The study uses mixed methods and draws on and extends the population-based surveys conducted by the 10/66 Dementia Research Group. It focuses on two countries in Latin America (Peru and Mexico), China and Nigeria. The surveys comprised baseline surveys of health, socioeconomic circumstances and care arrangements, repeated three to four years later. The study team are going back to these households to make a detailed assessment of the overall economic status and the use of health services by all family members. They will compare households where: (a) an older resident became dependent between baseline and follow-up (incident care), (b) one or more older people were dependent at both time points (chronic care), (b) (c) no older residents had needs for care (control households) for household income, consumption, healthcare expenditure and economic strain. In each of the four countries they are carrying out six detailed household ‘case studies’ to explore in more depth the economic impacts of dependence, and the social relations between household members and others in their network.

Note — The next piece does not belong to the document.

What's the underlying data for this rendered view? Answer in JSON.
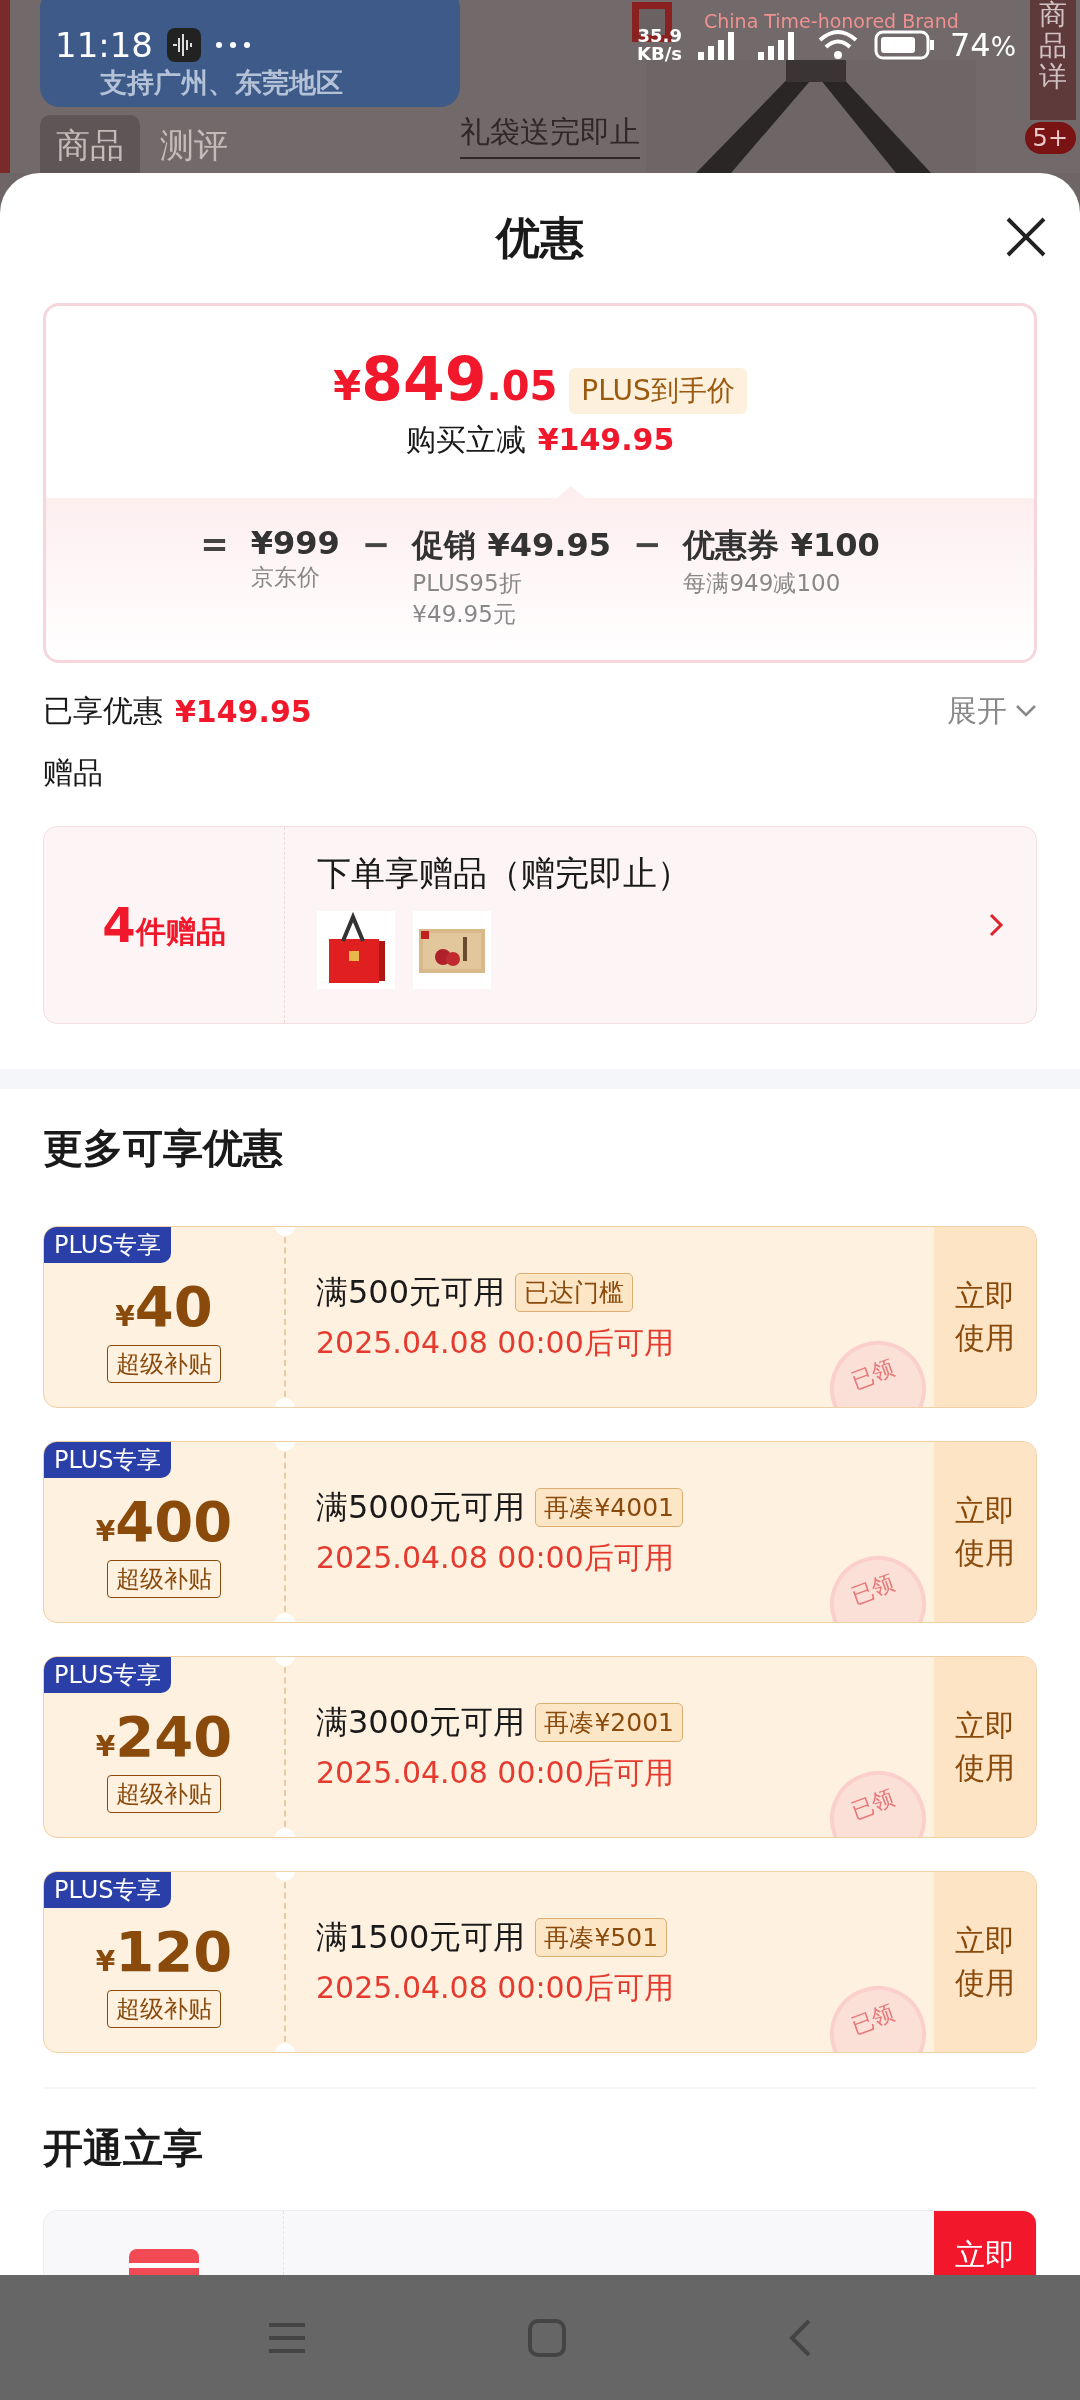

Mayston, R.; Guerra, M.; Huang, Y.; Sosa, A.L.; Uwakwe, R.; Acosta, I.; Ezeah, P.; Gallardo, S.; Montes de Oca, V.; Hong Wang.: Guerchet, M.; Zhaorui Liu.; Sanchez, M.; Lloyd-Sherlock , Prince, M.J. Exploring the economic and social effects of care dependence in later life: protocol for the 10/66 research group INDEP study. SpringerPlus (2014) 3 (1) 379. [DOI: 10.1186/2193-1801-3-379]